*About this task:* If a line of the data below holds the word "BEGIN", list it.

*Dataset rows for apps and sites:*
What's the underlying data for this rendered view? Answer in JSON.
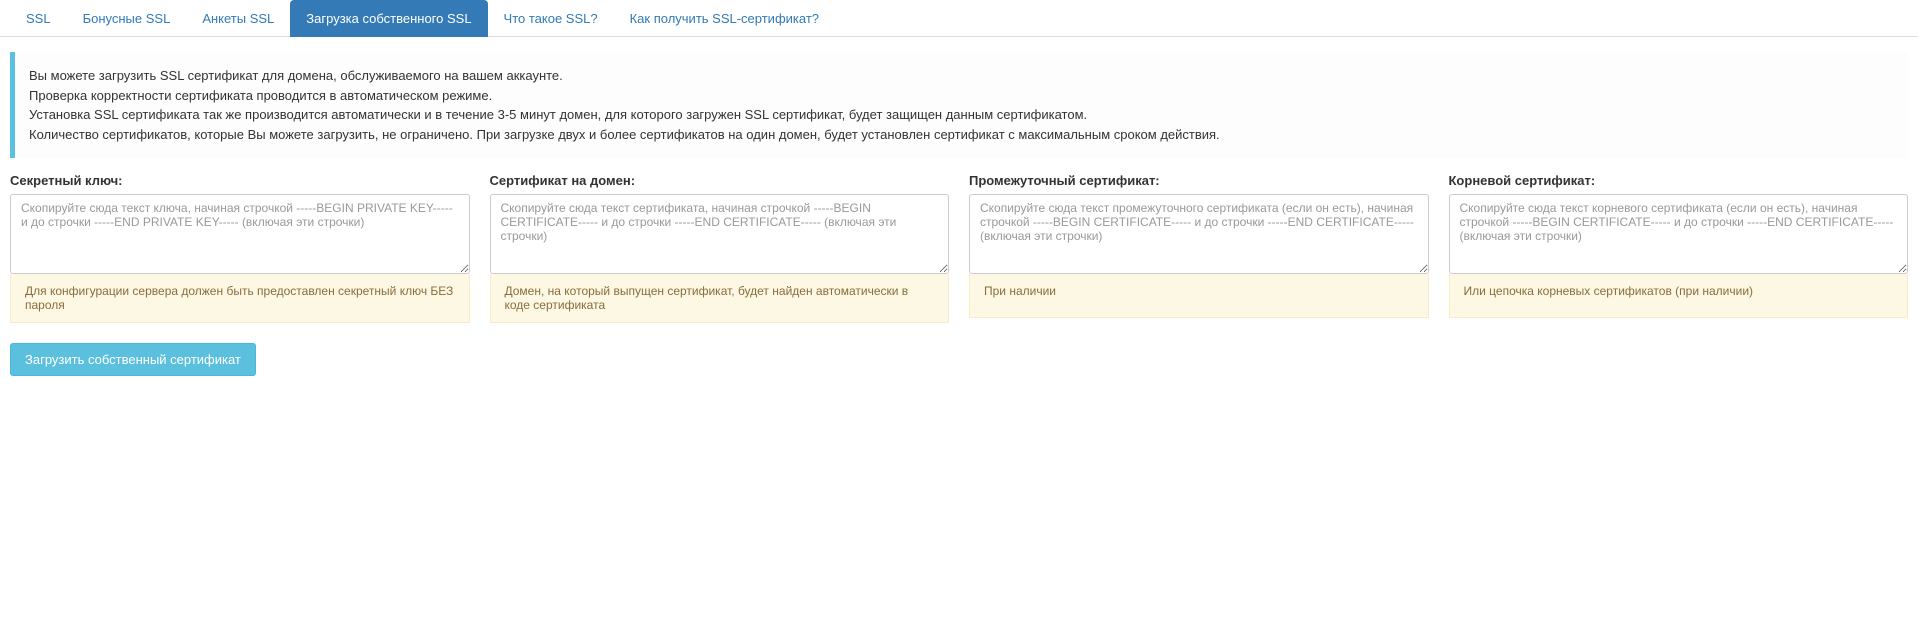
{
  "tabs": [
    {
      "label": "SSL",
      "active": false
    },
    {
      "label": "Бонусные SSL",
      "active": false
    },
    {
      "label": "Анкеты SSL",
      "active": false
    },
    {
      "label": "Загрузка собственного SSL",
      "active": true
    },
    {
      "label": "Что такое SSL?",
      "active": false
    },
    {
      "label": "Как получить SSL-сертификат?",
      "active": false
    }
  ],
  "info": {
    "line1": "Вы можете загрузить SSL сертификат для домена, обслуживаемого на вашем аккаунте.",
    "line2": "Проверка корректности сертификата проводится в автоматическом режиме.",
    "line3": "Установка SSL сертификата так же производится автоматически и в течение 3-5 минут домен, для которого загружен SSL сертификат, будет защищен данным сертификатом.",
    "line4": "Количество сертификатов, которые Вы можете загрузить, не ограничено. При загрузке двух и более сертификатов на один домен, будет установлен сертификат с максимальным сроком действия."
  },
  "fields": {
    "privateKey": {
      "label": "Секретный ключ:",
      "placeholder": "Скопируйте сюда текст ключа, начиная строчкой -----BEGIN PRIVATE KEY----- и до строчки -----END PRIVATE KEY----- (включая эти строчки)",
      "help": "Для конфигурации сервера должен быть предоставлен секретный ключ БЕЗ пароля"
    },
    "domainCert": {
      "label": "Сертификат на домен:",
      "placeholder": "Скопируйте сюда текст сертификата, начиная строчкой -----BEGIN CERTIFICATE----- и до строчки -----END CERTIFICATE----- (включая эти строчки)",
      "help": "Домен, на который выпущен сертификат, будет найден автоматически в коде сертификата"
    },
    "intermediateCert": {
      "label": "Промежуточный сертификат:",
      "placeholder": "Скопируйте сюда текст промежуточного сертификата (если он есть), начиная строчкой -----BEGIN CERTIFICATE----- и до строчки -----END CERTIFICATE----- (включая эти строчки)",
      "help": "При наличии"
    },
    "rootCert": {
      "label": "Корневой сертификат:",
      "placeholder": "Скопируйте сюда текст корневого сертификата (если он есть), начиная строчкой -----BEGIN CERTIFICATE----- и до строчки -----END CERTIFICATE----- (включая эти строчки)",
      "help": "Или цепочка корневых сертификатов (при наличии)"
    }
  },
  "submitLabel": "Загрузить собственный сертификат"
}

*Response to this task:*
      "placeholder": "Скопируйте сюда текст ключа, начиная строчкой -----BEGIN PRIVATE KEY----- и до строчки -----END PRIVATE KEY----- (включая эти строчки)",
      "placeholder": "Скопируйте сюда текст сертификата, начиная строчкой -----BEGIN CERTIFICATE----- и до строчки -----END CERTIFICATE----- (включая эти строчки)",
      "placeholder": "Скопируйте сюда текст промежуточного сертификата (если он есть), начиная строчкой -----BEGIN CERTIFICATE----- и до строчки -----END CERTIFICATE----- (включая эти строчки)",
      "placeholder": "Скопируйте сюда текст корневого сертификата (если он есть), начиная строчкой -----BEGIN CERTIFICATE----- и до строчки -----END CERTIFICATE----- (включая эти строчки)",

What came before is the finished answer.